Content starts

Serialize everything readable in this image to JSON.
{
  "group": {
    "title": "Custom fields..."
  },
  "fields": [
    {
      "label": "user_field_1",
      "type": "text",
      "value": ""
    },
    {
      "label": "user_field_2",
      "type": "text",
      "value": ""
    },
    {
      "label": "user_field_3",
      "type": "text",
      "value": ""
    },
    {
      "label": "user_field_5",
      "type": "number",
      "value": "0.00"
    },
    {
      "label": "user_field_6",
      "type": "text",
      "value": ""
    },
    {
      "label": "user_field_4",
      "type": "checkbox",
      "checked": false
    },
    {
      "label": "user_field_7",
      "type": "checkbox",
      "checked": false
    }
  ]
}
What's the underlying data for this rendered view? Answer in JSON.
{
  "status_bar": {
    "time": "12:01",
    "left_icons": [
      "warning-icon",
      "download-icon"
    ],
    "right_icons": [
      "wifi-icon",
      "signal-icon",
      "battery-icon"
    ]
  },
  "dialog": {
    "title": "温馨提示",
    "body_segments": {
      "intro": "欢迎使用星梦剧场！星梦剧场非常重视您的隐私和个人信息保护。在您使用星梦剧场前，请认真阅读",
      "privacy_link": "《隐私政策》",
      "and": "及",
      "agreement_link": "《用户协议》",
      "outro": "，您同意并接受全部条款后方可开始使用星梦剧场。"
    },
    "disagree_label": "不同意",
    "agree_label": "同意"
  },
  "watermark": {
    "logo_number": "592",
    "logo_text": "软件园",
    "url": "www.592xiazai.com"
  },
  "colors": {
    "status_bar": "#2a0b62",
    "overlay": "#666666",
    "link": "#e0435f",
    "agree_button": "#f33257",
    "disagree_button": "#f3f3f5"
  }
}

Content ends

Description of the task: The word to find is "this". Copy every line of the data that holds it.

Answer for the task:
Serialize everything readable in this image to JSON.
What's the underlying data for this rendered view? Answer in JSON.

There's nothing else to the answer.